[The data Boundary: Start]

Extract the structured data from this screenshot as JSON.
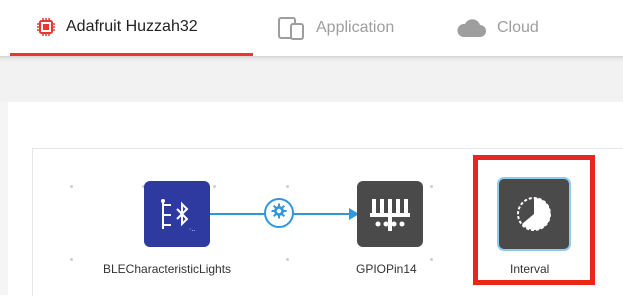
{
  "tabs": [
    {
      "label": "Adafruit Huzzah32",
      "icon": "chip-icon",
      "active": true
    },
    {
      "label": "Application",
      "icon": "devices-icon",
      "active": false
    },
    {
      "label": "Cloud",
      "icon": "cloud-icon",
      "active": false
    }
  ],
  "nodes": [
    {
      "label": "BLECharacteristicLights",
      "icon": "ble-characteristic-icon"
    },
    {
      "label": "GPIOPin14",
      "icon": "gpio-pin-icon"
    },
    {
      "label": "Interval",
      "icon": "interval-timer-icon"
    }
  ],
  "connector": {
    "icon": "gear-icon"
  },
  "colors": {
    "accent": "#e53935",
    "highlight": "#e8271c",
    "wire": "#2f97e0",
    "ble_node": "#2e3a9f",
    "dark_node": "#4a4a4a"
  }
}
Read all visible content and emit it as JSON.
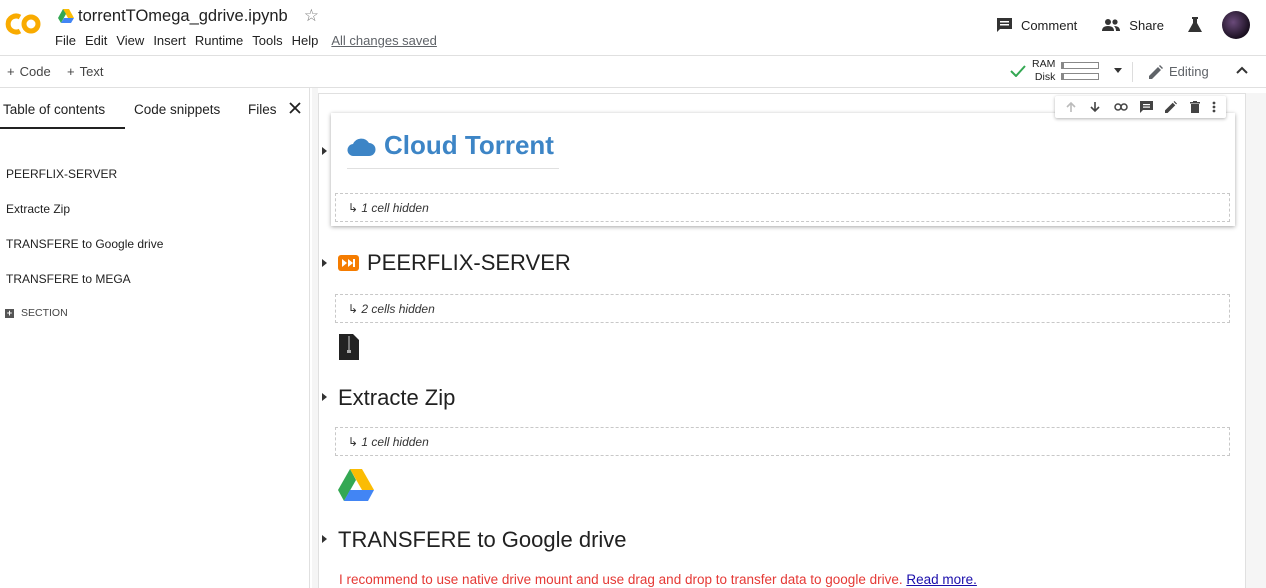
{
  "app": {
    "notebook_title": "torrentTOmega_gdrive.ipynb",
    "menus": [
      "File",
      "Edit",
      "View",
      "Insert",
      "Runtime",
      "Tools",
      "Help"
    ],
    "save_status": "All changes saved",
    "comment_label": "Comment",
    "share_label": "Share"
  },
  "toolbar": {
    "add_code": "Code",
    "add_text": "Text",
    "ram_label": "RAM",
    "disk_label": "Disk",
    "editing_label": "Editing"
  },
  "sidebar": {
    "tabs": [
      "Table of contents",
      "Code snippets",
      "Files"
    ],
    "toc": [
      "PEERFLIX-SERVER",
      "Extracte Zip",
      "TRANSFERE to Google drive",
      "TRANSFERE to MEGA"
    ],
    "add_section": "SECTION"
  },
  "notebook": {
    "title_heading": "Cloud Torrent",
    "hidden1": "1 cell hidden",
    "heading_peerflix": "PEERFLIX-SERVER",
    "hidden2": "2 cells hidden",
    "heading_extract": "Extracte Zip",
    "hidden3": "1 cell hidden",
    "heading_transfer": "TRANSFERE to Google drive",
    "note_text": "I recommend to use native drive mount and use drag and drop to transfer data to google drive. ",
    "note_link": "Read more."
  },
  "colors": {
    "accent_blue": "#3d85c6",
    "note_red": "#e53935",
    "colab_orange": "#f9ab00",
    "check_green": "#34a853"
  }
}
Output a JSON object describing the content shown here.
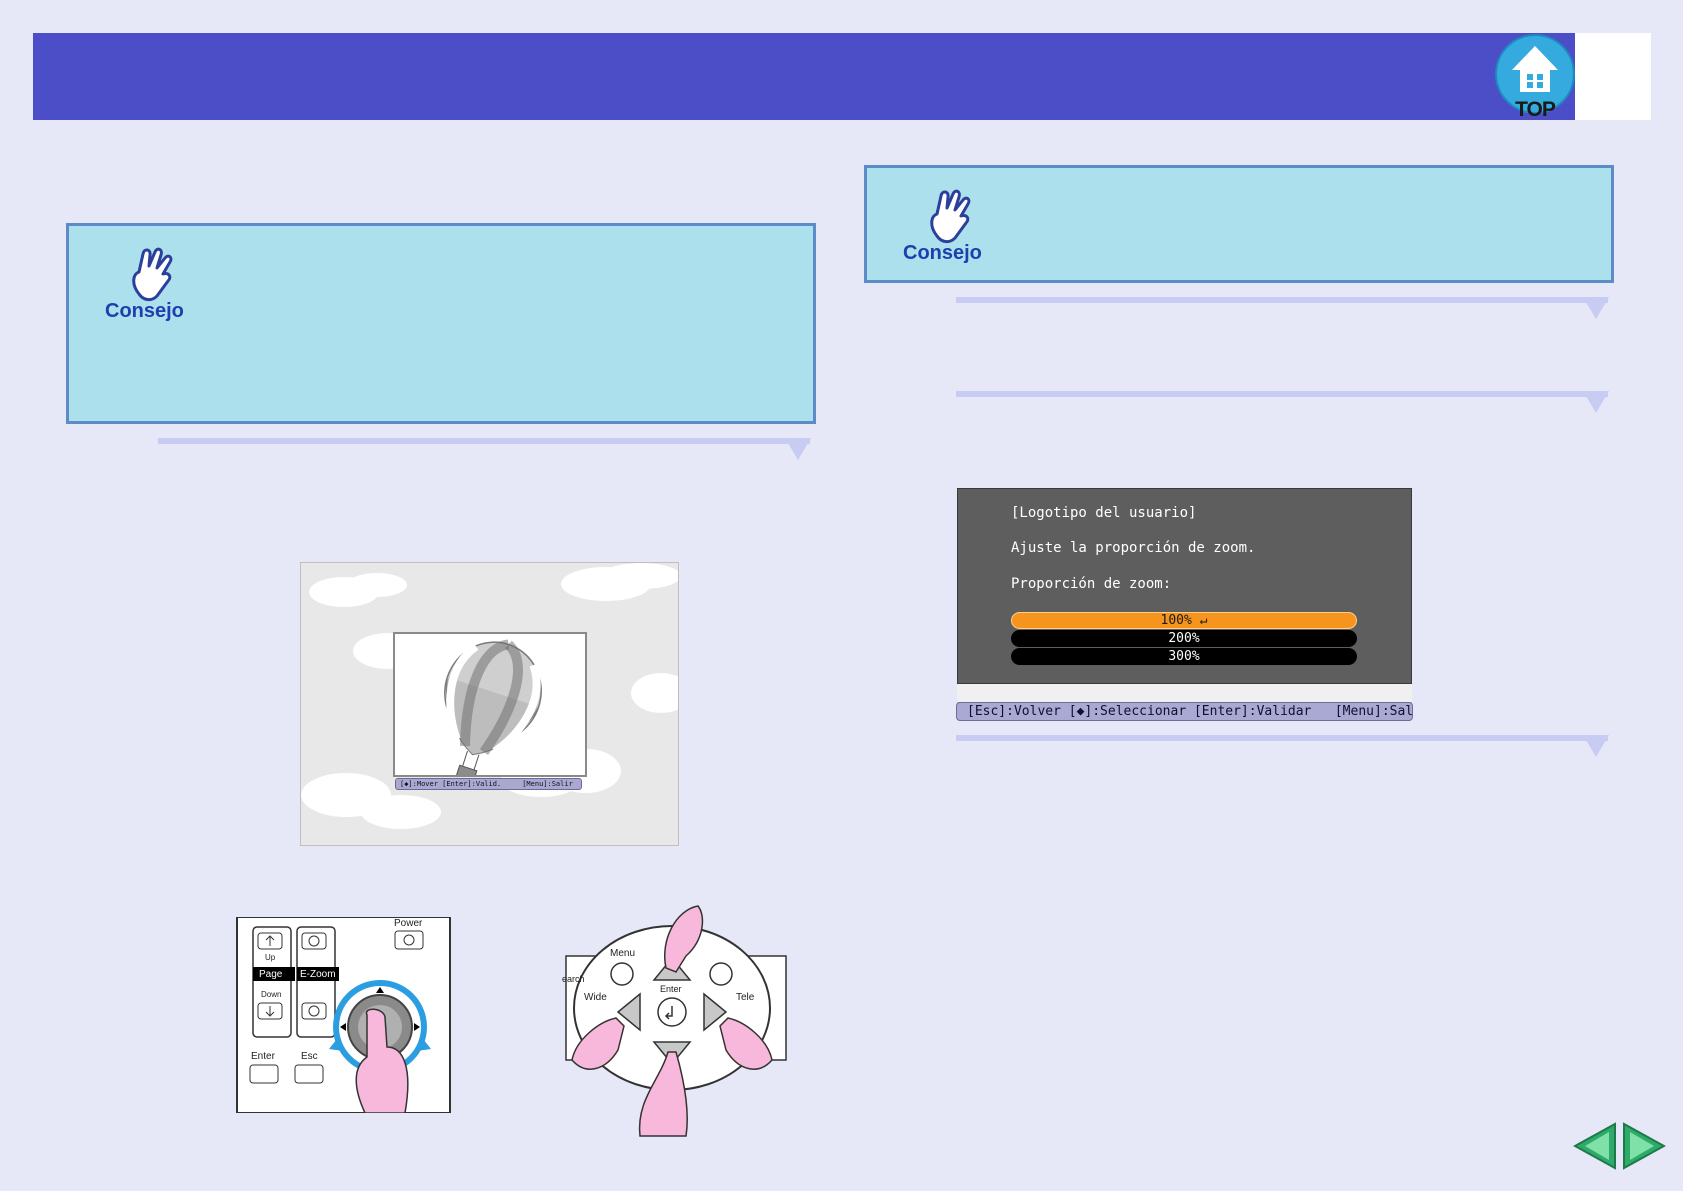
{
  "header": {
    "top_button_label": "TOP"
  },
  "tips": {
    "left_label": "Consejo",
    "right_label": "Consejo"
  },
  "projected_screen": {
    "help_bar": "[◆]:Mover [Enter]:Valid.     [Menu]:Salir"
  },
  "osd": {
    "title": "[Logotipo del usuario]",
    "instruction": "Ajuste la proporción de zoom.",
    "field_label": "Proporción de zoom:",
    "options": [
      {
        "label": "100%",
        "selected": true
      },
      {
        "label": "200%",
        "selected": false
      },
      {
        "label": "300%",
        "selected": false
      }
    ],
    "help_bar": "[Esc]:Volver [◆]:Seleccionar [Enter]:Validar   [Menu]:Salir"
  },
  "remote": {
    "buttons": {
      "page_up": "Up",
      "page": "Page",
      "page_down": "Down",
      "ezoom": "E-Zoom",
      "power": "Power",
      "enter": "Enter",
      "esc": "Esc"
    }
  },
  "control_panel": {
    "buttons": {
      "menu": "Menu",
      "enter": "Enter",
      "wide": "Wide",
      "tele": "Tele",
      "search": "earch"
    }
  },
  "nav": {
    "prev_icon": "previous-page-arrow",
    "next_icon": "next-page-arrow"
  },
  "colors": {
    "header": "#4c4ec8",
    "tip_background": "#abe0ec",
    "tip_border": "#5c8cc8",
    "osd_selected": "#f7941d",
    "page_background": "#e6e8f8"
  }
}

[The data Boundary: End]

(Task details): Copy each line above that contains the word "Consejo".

(Answer section):
    "left_label": "Consejo",
    "right_label": "Consejo"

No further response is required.